(EXERCISE DIRECTIONS)
Reproduce the complete set of records exactly. No picture is to appear in the copy.

(RECORDED DATA)
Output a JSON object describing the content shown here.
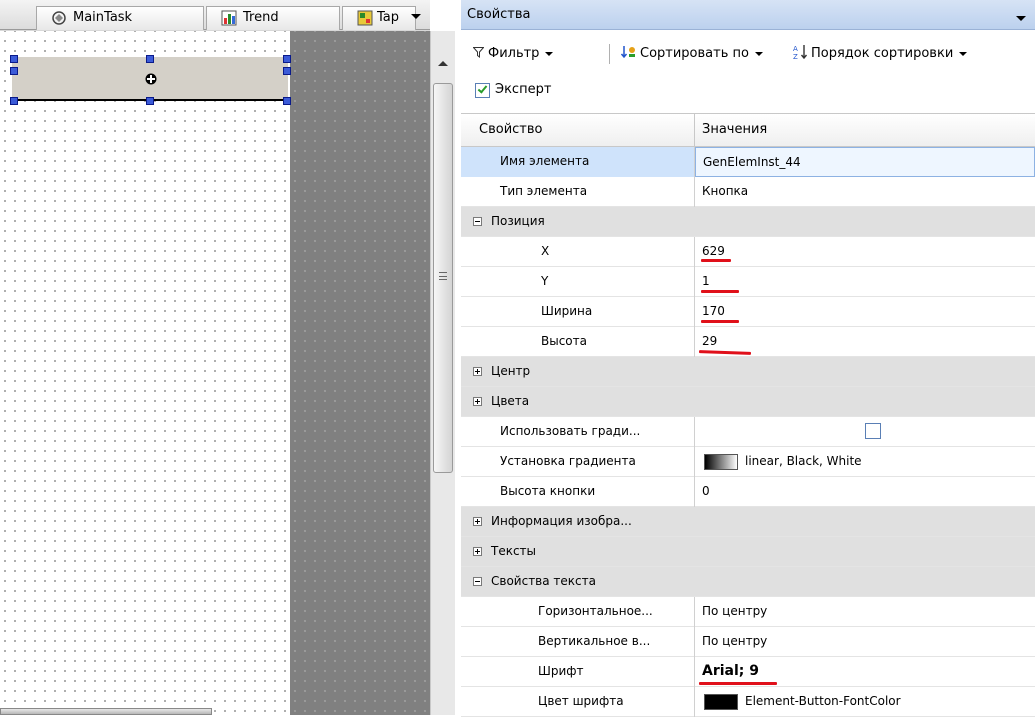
{
  "editor": {
    "tabs": [
      {
        "label": "MainTask",
        "icon": "task-icon"
      },
      {
        "label": "Trend",
        "icon": "trend-icon"
      },
      {
        "label": "Tap",
        "icon": "visualization-icon"
      }
    ]
  },
  "panel": {
    "title": "Свойства",
    "toolbar": {
      "filter": "Фильтр",
      "sort_by": "Сортировать по",
      "sort_order": "Порядок сортировки",
      "expert": "Эксперт",
      "expert_checked": true
    },
    "grid": {
      "header": {
        "property": "Свойство",
        "value": "Значения"
      },
      "rows": [
        {
          "name": "Имя элемента",
          "value": "GenElemInst_44",
          "selected": true
        },
        {
          "name": "Тип элемента",
          "value": "Кнопка"
        },
        {
          "name": "Позиция",
          "category": true,
          "expanded": true
        },
        {
          "name": "X",
          "value": "629"
        },
        {
          "name": "Y",
          "value": "1"
        },
        {
          "name": "Ширина",
          "value": "170"
        },
        {
          "name": "Высота",
          "value": "29"
        },
        {
          "name": "Центр",
          "category": true,
          "expanded": false
        },
        {
          "name": "Цвета",
          "category": true,
          "expanded": false
        },
        {
          "name": "Использовать гради...",
          "value": "",
          "checkbox": false
        },
        {
          "name": "Установка градиента",
          "value": "linear, Black, White",
          "swatch": "gradient"
        },
        {
          "name": "Высота кнопки",
          "value": "0"
        },
        {
          "name": "Информация изобра...",
          "category": true,
          "expanded": false
        },
        {
          "name": "Тексты",
          "category": true,
          "expanded": false
        },
        {
          "name": "Свойства текста",
          "category": true,
          "expanded": true
        },
        {
          "name": "Горизонтальное...",
          "value": "По центру"
        },
        {
          "name": "Вертикальное в...",
          "value": "По центру"
        },
        {
          "name": "Шрифт",
          "value": "Arial; 9"
        },
        {
          "name": "Цвет шрифта",
          "value": "Element-Button-FontColor",
          "swatch": "black"
        }
      ]
    }
  },
  "colors": {
    "selection": "#cfe3fb",
    "category_bg": "#e0e0e0",
    "handle": "#3b5bd8",
    "annotation_underline": "#e0101a"
  }
}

(ANSWER TO THIS PROBLEM)
Output a JSON object describing the content shown here.
{
  "editor": {
    "tabs": [
      {
        "label": "MainTask",
        "icon": "task-icon"
      },
      {
        "label": "Trend",
        "icon": "trend-icon"
      },
      {
        "label": "Tap",
        "icon": "visualization-icon"
      }
    ]
  },
  "panel": {
    "title": "Свойства",
    "toolbar": {
      "filter": "Фильтр",
      "sort_by": "Сортировать по",
      "sort_order": "Порядок сортировки",
      "expert": "Эксперт",
      "expert_checked": true
    },
    "grid": {
      "header": {
        "property": "Свойство",
        "value": "Значения"
      },
      "rows": [
        {
          "name": "Имя элемента",
          "value": "GenElemInst_44",
          "selected": true
        },
        {
          "name": "Тип элемента",
          "value": "Кнопка"
        },
        {
          "name": "Позиция",
          "category": true,
          "expanded": true
        },
        {
          "name": "X",
          "value": "629"
        },
        {
          "name": "Y",
          "value": "1"
        },
        {
          "name": "Ширина",
          "value": "170"
        },
        {
          "name": "Высота",
          "value": "29"
        },
        {
          "name": "Центр",
          "category": true,
          "expanded": false
        },
        {
          "name": "Цвета",
          "category": true,
          "expanded": false
        },
        {
          "name": "Использовать гради...",
          "value": "",
          "checkbox": false
        },
        {
          "name": "Установка градиента",
          "value": "linear, Black, White",
          "swatch": "gradient"
        },
        {
          "name": "Высота кнопки",
          "value": "0"
        },
        {
          "name": "Информация изобра...",
          "category": true,
          "expanded": false
        },
        {
          "name": "Тексты",
          "category": true,
          "expanded": false
        },
        {
          "name": "Свойства текста",
          "category": true,
          "expanded": true
        },
        {
          "name": "Горизонтальное...",
          "value": "По центру"
        },
        {
          "name": "Вертикальное в...",
          "value": "По центру"
        },
        {
          "name": "Шрифт",
          "value": "Arial; 9"
        },
        {
          "name": "Цвет шрифта",
          "value": "Element-Button-FontColor",
          "swatch": "black"
        }
      ]
    }
  },
  "colors": {
    "selection": "#cfe3fb",
    "category_bg": "#e0e0e0",
    "handle": "#3b5bd8",
    "annotation_underline": "#e0101a"
  }
}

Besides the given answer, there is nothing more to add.